The problem is that this accretion of features has been done on an underlying code platform that is now more than twenty years old, and the result has been an almost chaotic blend of code styles and practices, with workarounds for various versions of Windows thrown in for good measure. This means that it gets more and more difficult to maintain the program with each new version of Windows and each new feature that is added. About five years ago, the difficulty of this process reached an apex, where the time taken to add any new feature, even quite a small one, had to be offset by a disproportionately huge investment in time and effort in testing and validation. Since that time, I have ploughed enormous ongoing effort in rewriting and modernizing the code to remove complications, improve robustness and reliability, and to make it much more maintainable, but this is a huge job - more than 100,000 lines of code already, and still counting.

Then there's the problem of backwards compatibility: this is the idea that a data file you created back in 1993 should continue to be usable by versions of the program released in 2015. I have always tried to make backwards compatibility a hallmark of the work I do - for example, a folder created in the original DOS version of Pegasus Mail in 1990 can still be read by both Pegasus Mail for Windows and the Mercury IMAP server in 2015. But these levels of backwards compatibility come at a price, and the older the program gets, the greater that price becomes.
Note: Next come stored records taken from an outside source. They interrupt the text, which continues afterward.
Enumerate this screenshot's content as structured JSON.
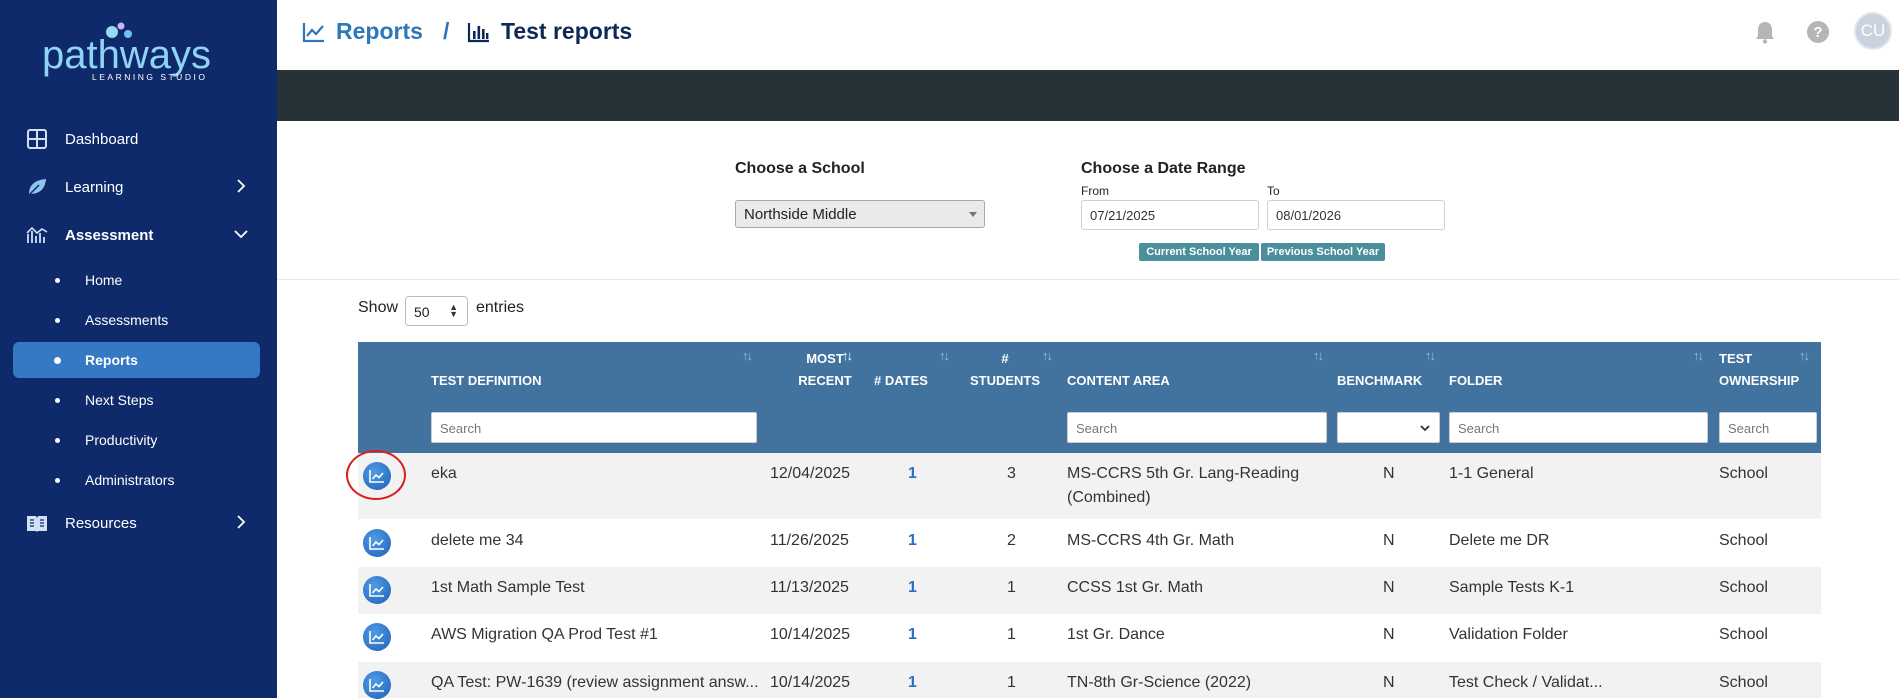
{
  "sidebar": {
    "brand": "pathways",
    "brand_sub": "LEARNING STUDIO",
    "items": [
      {
        "label": "Dashboard"
      },
      {
        "label": "Learning"
      },
      {
        "label": "Assessment"
      },
      {
        "label": "Resources"
      }
    ],
    "assessment_children": [
      {
        "label": "Home"
      },
      {
        "label": "Assessments"
      },
      {
        "label": "Reports"
      },
      {
        "label": "Next Steps"
      },
      {
        "label": "Productivity"
      },
      {
        "label": "Administrators"
      }
    ]
  },
  "header": {
    "crumb_parent": "Reports",
    "crumb_separator": "/",
    "crumb_current": "Test reports",
    "avatar_initials": "CU",
    "help_glyph": "?"
  },
  "filters": {
    "school_title": "Choose a School",
    "school_value": "Northside Middle",
    "date_title": "Choose a Date Range",
    "from_label": "From",
    "to_label": "To",
    "from_value": "07/21/2025",
    "to_value": "08/01/2026",
    "current_year_button": "Current School Year",
    "previous_year_button": "Previous School Year"
  },
  "entries": {
    "show_label": "Show",
    "entries_label": "entries",
    "page_size": "50"
  },
  "table": {
    "headers": {
      "test_definition": "TEST DEFINITION",
      "most_recent_1": "MOST",
      "most_recent_2": "RECENT",
      "dates": "# DATES",
      "students_1": "#",
      "students_2": "STUDENTS",
      "content_area": "CONTENT AREA",
      "benchmark": "BENCHMARK",
      "folder": "FOLDER",
      "ownership_1": "TEST",
      "ownership_2": "OWNERSHIP"
    },
    "search_placeholder": "Search",
    "rows": [
      {
        "test": "eka",
        "recent": "12/04/2025",
        "dates": "1",
        "students": "3",
        "content": "MS-CCRS 5th Gr. Lang-Reading",
        "content2": "(Combined)",
        "benchmark": "N",
        "folder": "1-1 General",
        "ownership": "School"
      },
      {
        "test": "delete me 34",
        "recent": "11/26/2025",
        "dates": "1",
        "students": "2",
        "content": "MS-CCRS 4th Gr. Math",
        "content2": "",
        "benchmark": "N",
        "folder": "Delete me DR",
        "ownership": "School"
      },
      {
        "test": "1st Math Sample Test",
        "recent": "11/13/2025",
        "dates": "1",
        "students": "1",
        "content": "CCSS 1st Gr. Math",
        "content2": "",
        "benchmark": "N",
        "folder": "Sample Tests K-1",
        "ownership": "School"
      },
      {
        "test": "AWS Migration QA Prod Test #1",
        "recent": "10/14/2025",
        "dates": "1",
        "students": "1",
        "content": "1st Gr. Dance",
        "content2": "",
        "benchmark": "N",
        "folder": "Validation Folder",
        "ownership": "School"
      },
      {
        "test": "QA Test: PW-1639 (review assignment answ...",
        "recent": "10/14/2025",
        "dates": "1",
        "students": "1",
        "content": "TN-8th Gr-Science (2022)",
        "content2": "",
        "benchmark": "N",
        "folder": "Test Check / Validat...",
        "ownership": "School"
      }
    ]
  },
  "colors": {
    "sidebar_bg": "#0f2a6b",
    "active_item": "#3578c4",
    "table_header": "#42739e",
    "dark_bar": "#263238",
    "link_blue": "#2a6fc7",
    "highlight": "#d81e1e"
  }
}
There is a huge amount of code and effort in both programs devoted to supporting data files and formats that many people probably no longer use.

And of course, there's the size of these programs: they are now very large - each on its own is a full-sized commercial-quality software package, yet there's only me writing, maintaining and documenting them. To give you a point of reference, I have a friend who runs a successful company making software not much larger than mine, and he employs more than fifty programmers, graphic artists, documentation specialists, web developers and support staff. Of necessity, this imbalance of size versus capacity means that I can simply no longer work as fast or produce as many updates as I could when the programs were smaller and more manageable; it also means that I have to choose carefully the things on which I focus my efforts - and I have to be pragmatic about that: I will always choose to focus on things like reliability and real-world features over pretty interface skins because I believe those are the things that most benefit my users, even though neglecting the eye-candy aspect of the programs comes at a cost, since for many people that's all they really see when they're evaluating them. To me, it's one of the sadder facts of the modern world that many people are much more interested in how something looks than in how well it will serve their needs, but I guess that's just the way it is, and grizzling about it, while possibly therapeutic, is largely pointless. <grin>

There is some good news though... Mercury v4.80 is much closer to version 5 than it is to version 4.7 - a lot of stuff is in there but not currently exposed, and as a result, I can assure you that you won't be seeing an untoward delay in getting the first v5 builds out once the dust has settled on this release. It's a slow process, and it has been very arduous, but the results are near, and I believe they will be good.

All the very best to you all.


-- David --

[ Page modified 1 September 2015 | Content David Harris